Top leaders of the state Commission on Teacher Credentialing are stepping down in the wake of a blistering audit report and fiery criticism by legislators over the panel's handling of teacher misconduct cases.
Executive Director Dale Janssen's final day is Friday and General Counsel Mary Armstrong, head of the division that oversees teacher sanctions, will depart as soon as a replacement can be found, said Ting Sun, commission chairwoman.
Sun announced their retirements Thursday during a public meeting of the commission's governing board in Sacramento.
The departures of Janssen and Armstrong come about a month after their ouster was requested by Assemblyman Ricardo Lara, a Bell Gardens Democrat who chairs the Joint Legislative Audit Committee but has no authority to fire commission personnel.
Janssen said that the decision to leave now was his own. Two months ago, before the political firestorm, he had announced plans to retire in December, giving the commission plenty of time to find a replacement.
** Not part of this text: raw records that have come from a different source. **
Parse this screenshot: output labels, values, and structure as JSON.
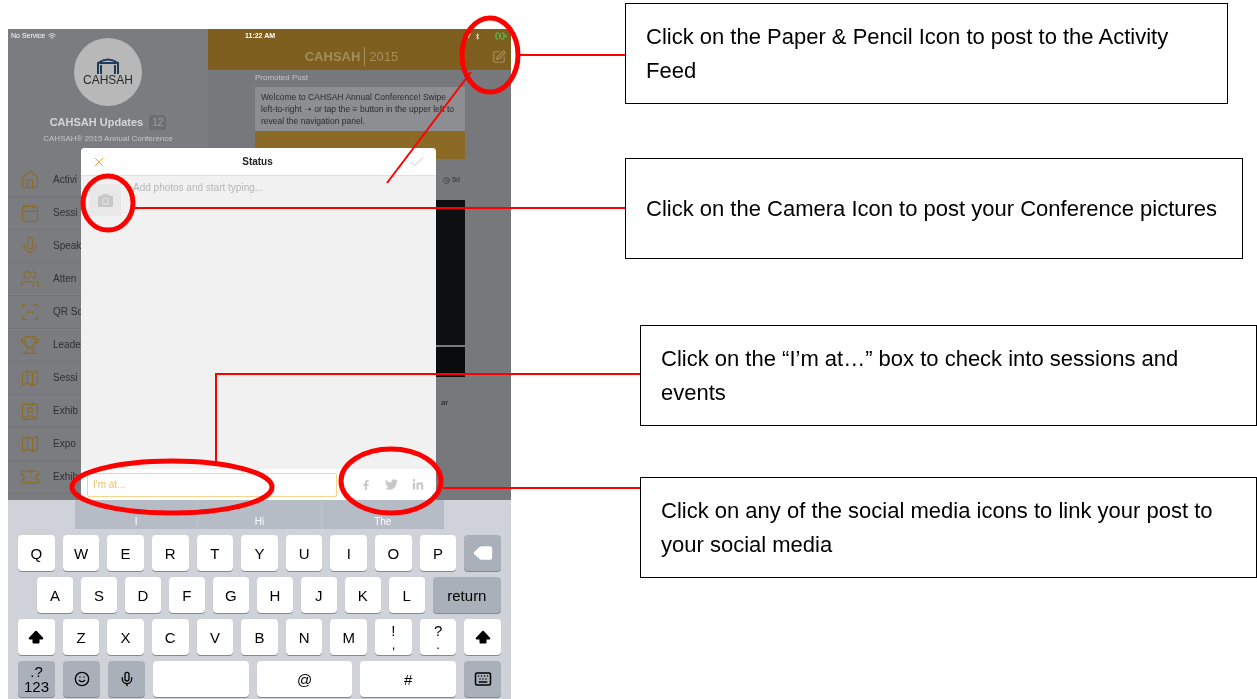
{
  "status_bar": {
    "carrier": "No Service",
    "time": "11:22 AM"
  },
  "sidebar": {
    "logo_text": "CAHSAH",
    "title": "CAHSAH Updates",
    "badge": "12",
    "subtitle": "CAHSAH® 2015 Annual Conference",
    "items": [
      {
        "kind": "home",
        "label": "Activi"
      },
      {
        "kind": "calendar",
        "label": "Sessi"
      },
      {
        "kind": "mic",
        "label": "Speak"
      },
      {
        "kind": "people",
        "label": "Atten"
      },
      {
        "kind": "scan",
        "label": "QR Sc"
      },
      {
        "kind": "trophy",
        "label": "Leade"
      },
      {
        "kind": "map",
        "label": "Sessi"
      },
      {
        "kind": "badge",
        "label": "Exhib"
      },
      {
        "kind": "map",
        "label": "Expo"
      },
      {
        "kind": "ticket",
        "label": "Exhib"
      }
    ]
  },
  "header": {
    "title": "CAHSAH",
    "year": "2015"
  },
  "feed": {
    "promoted_label": "Promoted Post",
    "promoted_text": "Welcome to CAHSAH Annual Conference! Swipe left-to-right ➝ or tap the ≡ button in the upper left to reveal the navigation panel.",
    "post_age": "5d",
    "post_snippet": "ar"
  },
  "status_dialog": {
    "title": "Status",
    "placeholder": "Add photos and start typing...",
    "location_placeholder": "I'm at..."
  },
  "keyboard": {
    "suggestions": [
      "I",
      "Hi",
      "The"
    ],
    "key_rows": [
      {
        "keys": [
          {
            "kind": "char",
            "label": "Q"
          },
          {
            "kind": "char",
            "label": "W"
          },
          {
            "kind": "char",
            "label": "E"
          },
          {
            "kind": "char",
            "label": "R"
          },
          {
            "kind": "char",
            "label": "T"
          },
          {
            "kind": "char",
            "label": "Y"
          },
          {
            "kind": "char",
            "label": "U"
          },
          {
            "kind": "char",
            "label": "I"
          },
          {
            "kind": "char",
            "label": "O"
          },
          {
            "kind": "char",
            "label": "P"
          },
          {
            "kind": "delete"
          }
        ]
      },
      {
        "keys": [
          {
            "kind": "char",
            "label": "A"
          },
          {
            "kind": "char",
            "label": "S"
          },
          {
            "kind": "char",
            "label": "D"
          },
          {
            "kind": "char",
            "label": "F"
          },
          {
            "kind": "char",
            "label": "G"
          },
          {
            "kind": "char",
            "label": "H"
          },
          {
            "kind": "char",
            "label": "J"
          },
          {
            "kind": "char",
            "label": "K"
          },
          {
            "kind": "char",
            "label": "L"
          },
          {
            "kind": "return",
            "label": "return"
          }
        ]
      },
      {
        "keys": [
          {
            "kind": "shift"
          },
          {
            "kind": "char",
            "label": "Z"
          },
          {
            "kind": "char",
            "label": "X"
          },
          {
            "kind": "char",
            "label": "C"
          },
          {
            "kind": "char",
            "label": "V"
          },
          {
            "kind": "char",
            "label": "B"
          },
          {
            "kind": "char",
            "label": "N"
          },
          {
            "kind": "char",
            "label": "M"
          },
          {
            "kind": "char",
            "label": "!",
            "sub": ","
          },
          {
            "kind": "char",
            "label": "?",
            "sub": "."
          },
          {
            "kind": "shift"
          }
        ]
      },
      {
        "keys": [
          {
            "kind": "numbers",
            "label": ".?123"
          },
          {
            "kind": "emoji"
          },
          {
            "kind": "dictation"
          },
          {
            "kind": "space"
          },
          {
            "kind": "char",
            "label": "@"
          },
          {
            "kind": "char",
            "label": "#"
          },
          {
            "kind": "hide"
          }
        ]
      }
    ]
  },
  "callouts": [
    {
      "text": "Click on the Paper & Pencil Icon to post to the Activity Feed"
    },
    {
      "text": "Click on the Camera Icon to post your Conference pictures"
    },
    {
      "text": "Click on the “I’m at…” box to check into sessions and events"
    },
    {
      "text": "Click on any of the social media icons to link your post to your social media"
    }
  ]
}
"I don't believe I can be an effective leader under the circumstances," Janssen said today.
Armstrong reached a similar conclusion, Sun said. "She also believes she can no longer be an effective leader in the environment created after the release of the (state audit)."
State Auditor Elaine Howle, after releasing her office's findings in April, characterized the Commission on Teacher Credentialing as one of the "worst run" state agencies she ever had investigated.
Auditors found flaws in nearly every aspect of the commission's regulatory process, including lapses in launching investigations, updating files, gathering facts, tracking cases and revoking credentials.
Sun, who also was cited by Lara last month as someone who should step down, said today that she has no plans to resign from the commission's governing board. Her term expires in November.
In announcing the departures of Janssen and Armstrong, Sun said that she wants to assure the public that the commission takes its responsibilities seriously and is moving "expeditiously to address the recommendations made by the auditor."
"As transitions will already be occurring on the management team, we have new opportunities to improve our operations at the commission. It is our goal to get back on track because the work we do is so important to the students of California," she said.
Gov. Jerry Brown filled two vacancies on the 15-member governing board Tuesday by appointing Democrats Michael Cooney, 66, a partner in the Santa Barbara Investment Group; and Nancy Ramirez, 46, western regional counsel for the Mexican American Legal Defense and Educational Fund (MALDEF).
Both appointments require Senate confirmation.